An eight-point lead isn’t big in an NBA game, but it should have been enough at home against a Chicago team that had lost 10 in a row.
Their last victory was – you guessed it – over these Hornets.
This team has had some early misfortune: Nic Batum had an elbow injury that could have cost his season. Cody Zeller is out at least six weeks with a torn meniscus. Clifford has missed the past three games with a yet-undisclosed health issue.
However, that doesn’t explain how they fail to close out games. The Hornets were outscored 13-5 in overtime, making just one of seven shots from the field. A rookie, Lauri Markkanen, scored five of his 24 points in the extra five minutes. He finished the game making eight of 15 shots and grabbing 12 rebounds.
I don’t think tanking is the answer, and I wouldn’t start playing rookie Malik Monk 30 minutes per game. But I appreciate the frustration from fans. Hornets management and ownership should be worried that frustration will morph into disinterest. Attendance was listed at 14,077 Friday, which means many distributed tickets went unused.
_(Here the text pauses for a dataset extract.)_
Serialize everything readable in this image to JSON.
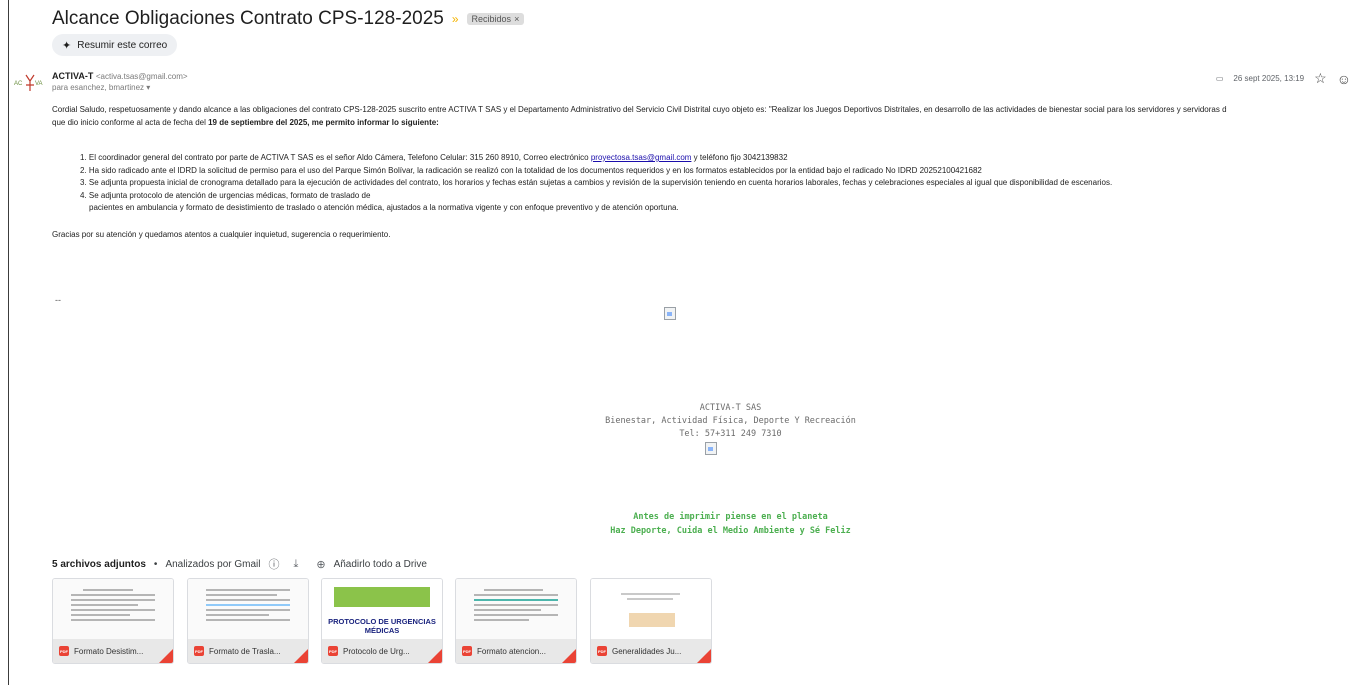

The Hornets are in what should be a friendly stretch of the schedule: Ten home games among 13 total. But they have lost their last two at Spectrum Center, and Saturday night versus the Los Angeles Lakers is no gimme, despite that team’s 9-15 record.
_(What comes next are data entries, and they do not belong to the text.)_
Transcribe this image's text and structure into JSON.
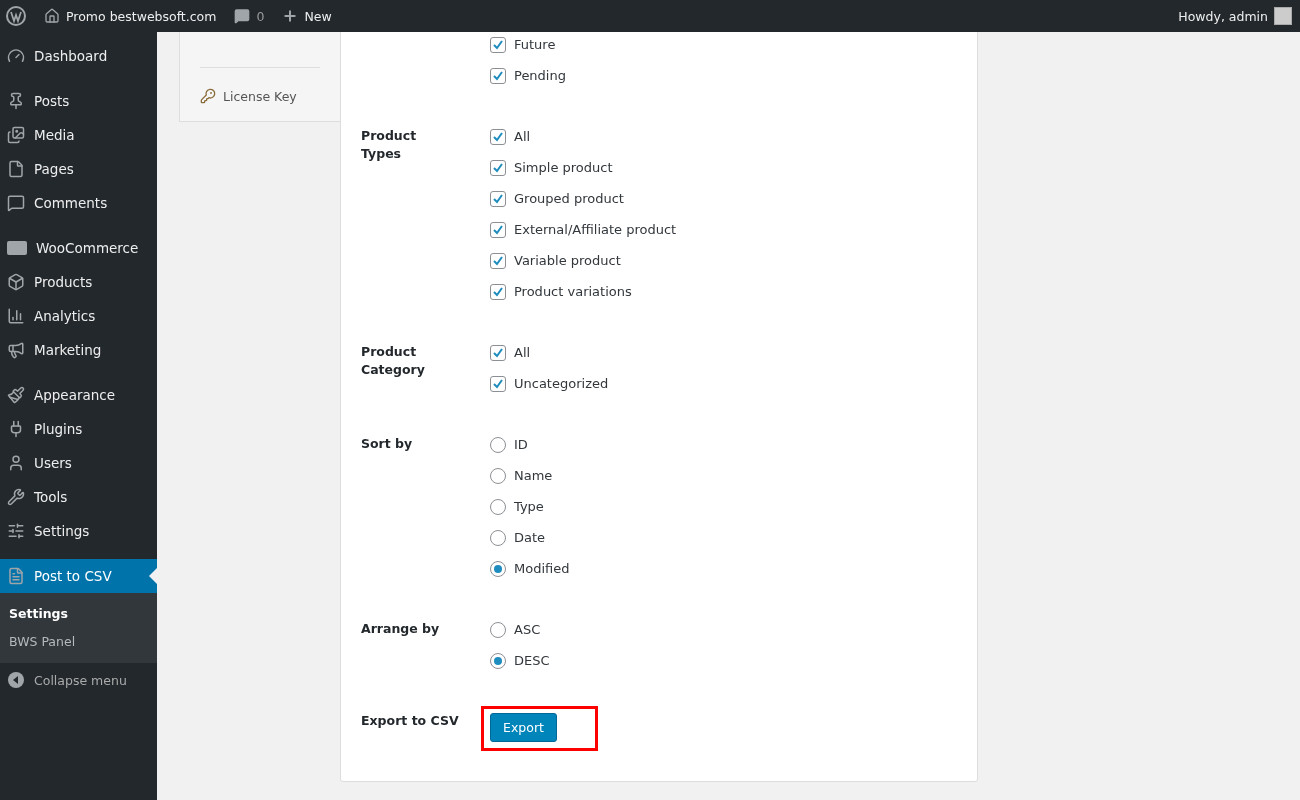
{
  "admin_bar": {
    "site": "Promo bestwebsoft.com",
    "comments": "0",
    "new": "New",
    "greeting": "Howdy, admin"
  },
  "sidebar": {
    "groups": [
      [
        {
          "label": "Dashboard",
          "selected": false
        }
      ],
      [
        {
          "label": "Posts",
          "selected": false
        },
        {
          "label": "Media",
          "selected": false
        },
        {
          "label": "Pages",
          "selected": false
        },
        {
          "label": "Comments",
          "selected": false
        }
      ],
      [
        {
          "label": "WooCommerce",
          "selected": false
        },
        {
          "label": "Products",
          "selected": false
        },
        {
          "label": "Analytics",
          "selected": false
        },
        {
          "label": "Marketing",
          "selected": false
        }
      ],
      [
        {
          "label": "Appearance",
          "selected": false
        },
        {
          "label": "Plugins",
          "selected": false
        },
        {
          "label": "Users",
          "selected": false
        },
        {
          "label": "Tools",
          "selected": false
        },
        {
          "label": "Settings",
          "selected": false
        }
      ],
      [
        {
          "label": "Post to CSV",
          "selected": true,
          "children": [
            {
              "label": "Settings",
              "selected": true
            },
            {
              "label": "BWS Panel",
              "selected": false
            }
          ]
        }
      ]
    ],
    "collapse": "Collapse menu"
  },
  "tabs": [
    {
      "label": "License Key",
      "selected": false
    }
  ],
  "form": [
    {
      "kind": "checkbox",
      "options": [
        {
          "label": "Future",
          "checked": true
        },
        {
          "label": "Pending",
          "checked": true
        }
      ]
    },
    {
      "label": "Product Types",
      "kind": "checkbox",
      "options": [
        {
          "label": "All",
          "checked": true
        },
        {
          "label": "Simple product",
          "checked": true
        },
        {
          "label": "Grouped product",
          "checked": true
        },
        {
          "label": "External/Affiliate product",
          "checked": true
        },
        {
          "label": "Variable product",
          "checked": true
        },
        {
          "label": "Product variations",
          "checked": true
        }
      ]
    },
    {
      "label": "Product Category",
      "kind": "checkbox",
      "options": [
        {
          "label": "All",
          "checked": true
        },
        {
          "label": "Uncategorized",
          "checked": true
        }
      ]
    },
    {
      "label": "Sort by",
      "kind": "radio",
      "options": [
        {
          "label": "ID",
          "selected": false
        },
        {
          "label": "Name",
          "selected": false
        },
        {
          "label": "Type",
          "selected": false
        },
        {
          "label": "Date",
          "selected": false
        },
        {
          "label": "Modified",
          "selected": true
        }
      ]
    },
    {
      "label": "Arrange by",
      "kind": "radio",
      "options": [
        {
          "label": "ASC",
          "selected": false
        },
        {
          "label": "DESC",
          "selected": true
        }
      ]
    },
    {
      "label": "Export to CSV",
      "kind": "button",
      "button": "Export",
      "highlighted": true
    }
  ]
}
The Lakers didn’t play Friday, so they should be fresh. The Hornets are missing Zeller and Frank Kaminsky (sprained right ankle), and Jeremy Lamb couldn’t play the second half Friday due to a shin contusion.
The Hornets’ three most prominent players – Kemba Walker, Dwight Howard and Nic Batum – each played 42 or more minutes Friday. How much juice will they have left for the Lakers? The only available Hornet who didn’t play Friday was rookie Mangok Mathiang, who should be in Greensboro with the G-League Swarm.
We should know by the end of December whether the Hornets are going anywhere.
Right now, it doesn’t look like a Happy New Year.